Brooks Brothers. Lord & Taylor. J.Crew. Ann Taylor. Sur la Table. Lucky Brand. J.C. Penney. Neiman Marcus. GNC. A long list of retail names has ended up in bankruptcy court this year, and some mall owners are likely to follow. By one estimate, 25,000 U.S. retail stores could close this year. If you believe what you read, traditional retailing is in its death throes, and online sellers, led by Amazon.com, own the future.
I disagree. In fact, I think store-based retailing has a promising future.
Obviously, retailers have been hit hard by the pandemic; many of them asphyxiated when they were forced to keep their stores closed for extended periods. Yet blaming the current crisis in retailing on COVID-19 is far too simple. Most of these companies were in trouble long before the coronavirus came along. Some might have survived had they not fallen into the hands of vulture investors who loaded them down with debt. Others unwisely defined themselves as mall-based retailers, a fatal mistake given that even teenage girls seem to have lost interest in hanging out at the mall.

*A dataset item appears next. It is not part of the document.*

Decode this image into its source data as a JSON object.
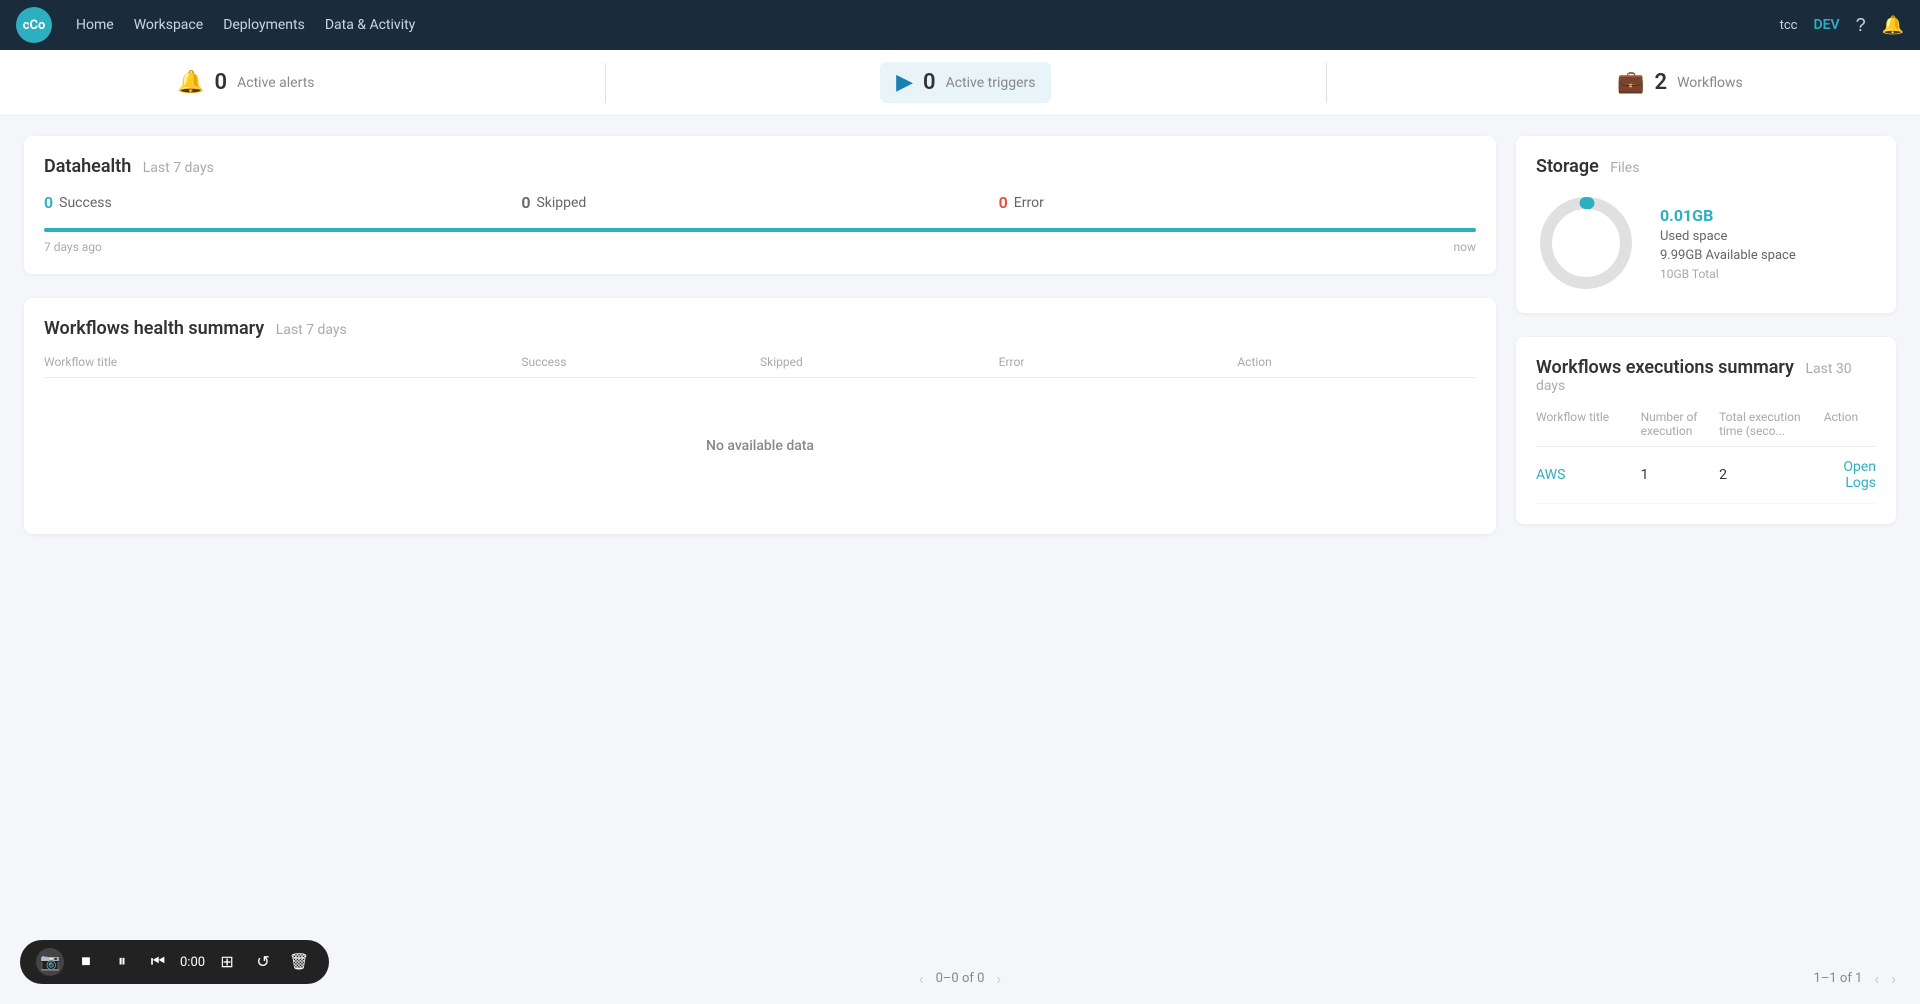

So why am I bullish on retailing?
First, the vast number of empty storefronts undoubtedly means that retail rents are plummeting. Only yesterday, commercial property owners were in the driver’s seat, especially in prospering urban centers; now, landlords are offering deals everywhere, and some may be desperate enough to rent to independent local merchants they might previously have snubbed. This makes it feasible to test retailing concepts that were not viable when rents were higher.
Second, the demise of so many venerable names long past their prime, precluded from innovating by the incessant need for cash to service exorbitant debts, has created space for entrepreneurs with new ideas. These are likely to be people who’ve grown up in the virtual world and understand that online shopping is here to stay. They will shape their stores to offer experiences and services that will never be available on Amazon and eBay, and will draw customers who value shopping as an in-person social activity that the internet cannot provide. The best will fully integrate their physical stores with their websites, something still beyond the capabilities of many bricks-and-mortar retailers.
With the pandemic still raging in many places, it’s probably too early for these new retail shoots to sprout. A year from now, though, the landscape may look quite different.Tags: bankruptcy, property